Abortion is illegal in South Korea. But women are demanding change. More than 235,000 people signed a petition, posted on September 30 on the presidential office website, that calls for the government to legalize abortion. And that should include access to mifepristone, an abortion-inducing drug available in many countries around the world.
The government allows members of the public to post a petition on its website for 30 days. In August, the new government of president Moon Jae-In pledged to formally respond within 30 days to any petition that gathers more than 200,000 signatures.
On November 26, the government responded by buying time.
In a 10-minute video, Cho Kuk, the senior presidential secretary of civil affairs, discussed the current restrictions on abortion and mentioned future legal reforms, referring to a constitutional challenge to the country's abortion laws by a doctor accused of performing illegal abortion. The case is expected to be heard in 2018.
Cho pledged that the government would develop a better sexual education program for teenagers, and provide more support for single mothers and adoptive families. But on abortion he said the government needs updated data to decide how to proceed, such as the number of abortions taking place and women's reasons for seeking abortion, he promised the government will collect new data in 2018.
He described the issue as “sensitive” saying government will use the term “interruption of pregnancy” rather than “abortion.”
If euphemisms are helpful, so be it. But the call for more data smacks of delaying tactics. Some things are already perfectly clear.
Today in South Korea, women may only legally obtain an abortion in highly restricted circumstances. An abortion is possible in cases of rape or incest, if the parents cannot marry legally, if continuation of the pregnancy is likely to jeopardize the pregnant woman's health, or when the pregnant woman or her spouse has one of a limited number of designated hereditary disorders or communicable diseases.
Married women need their spouse's permission for an abortion, and any abortion, regardless of motivation or context, is prohibited after 24 weeks of pregnancy.
Current South Korean law punishes a woman who has an illegal abortion with up to one year in prison or fines up to 2 million won ($1,820). Healthcare workers who provide abortions face up to two years in prison.
Despite these restrictions, abortion is widely available in South Korea, and prosecutions for abortion are rare. But in recent years there has been growing tension over the issue, and abortion foes have pushed for tougher enforcement.

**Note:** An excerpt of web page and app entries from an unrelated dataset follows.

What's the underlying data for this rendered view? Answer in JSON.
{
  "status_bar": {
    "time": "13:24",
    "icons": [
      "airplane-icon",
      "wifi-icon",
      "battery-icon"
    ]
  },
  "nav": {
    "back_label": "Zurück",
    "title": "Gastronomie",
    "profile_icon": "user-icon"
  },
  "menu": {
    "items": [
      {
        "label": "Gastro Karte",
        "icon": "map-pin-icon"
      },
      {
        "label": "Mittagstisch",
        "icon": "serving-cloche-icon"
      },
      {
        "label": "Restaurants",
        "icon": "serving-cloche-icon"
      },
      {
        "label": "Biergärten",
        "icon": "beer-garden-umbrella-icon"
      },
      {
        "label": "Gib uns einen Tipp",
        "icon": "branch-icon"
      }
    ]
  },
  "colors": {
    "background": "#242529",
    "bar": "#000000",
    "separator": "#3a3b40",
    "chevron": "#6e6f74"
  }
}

Abortion is still a sensitive issue in South Korea, which struggles with the consequences of a falling birthrate and rapidly aging population. But it is also clear that when governments restrict abortion, women still have abortions — they just have more dangerous ones.
According to the U.N., in 2011 the average unsafe abortion rate was more than four times greater in countries with restrictive abortion policies than in countries with liberal abortion policies.
Measures such as enhanced access to prenatal and obstetric care, generous parental leave for both women and men, equality and lack of stigma for single and unmarried parents and their children, free or subsidized child care, and improved access to high quality free education for children could both help promote gender equality and make it easier for South Koreans to choose to become parents.
President Moon has taken several important steps to improve women's rights. He made a campaign promise to have a Cabinet that is at least 30 percent women — and kept that promise.
In another positive step, the government recently pledged to strengthen its law on workplace sexual harassment. So he is off to a good start, and he should now lead a comprehensive effort to reform laws and policies to increase gender equality. There is a lot to fix.
South Korea still has serious problems with discrimination, harassment and violence against women. It was recently ranked an abysmal 116 out of 144 countries when it came to gender equality. Footage recently emerged of nurses at a hospital allegedly forced to dance in skimpy outfits for visiting officials. In a recent survey, 80 percent of South Korean men said they had physically or psychologically abused a girlfriend.
The country also has the unhappy distinction of having the third-highest proportion, at 52.5 percent, of female murder victims in the world — a fact attributed to murder of women by intimate partners and the government's failures to effectively enforce laws against domestic violence.
A 2015 survey by the government found that more than 78 percent of sexual harassment victims in the workplace did not seek recourse but rather "put up with it." Many women said they did not believe they would get help if they complained.
The government's sex education guidelines have also been criticized; an indication of just how inappropriate the guidelines are is their suggestion, intended for high-school teachers, that women may risk rape if they go on dates with men who pay for an expensive meal and who may expect sex in return.
With its 235,000 signatures, the petition to legalize abortion is a key test of the depth of President Moon's commitment to women's rights. The petition places the issue squarely in his lap. Some might argue the government's willingness to discuss the issue and the pledge for future steps are positive signs.
But every day of delay is another day in which South Korean women are forced to risk their health to make reproductive choices that should be their right. Presidential secretary Cho and his government have already heard from hundreds of thousands of South Koreans who think that's the sensitive issue.
President Moon and his government should act now to introduce and pass legislation to fully decriminalize abortion. South Korea should remove all penalties for women who seek abortion, and for medical providers of abortions, and abolish the requirement that wives obtain their husband's consent before they can access abortion.
There is a long road ahead if South Korea is to treat women equally.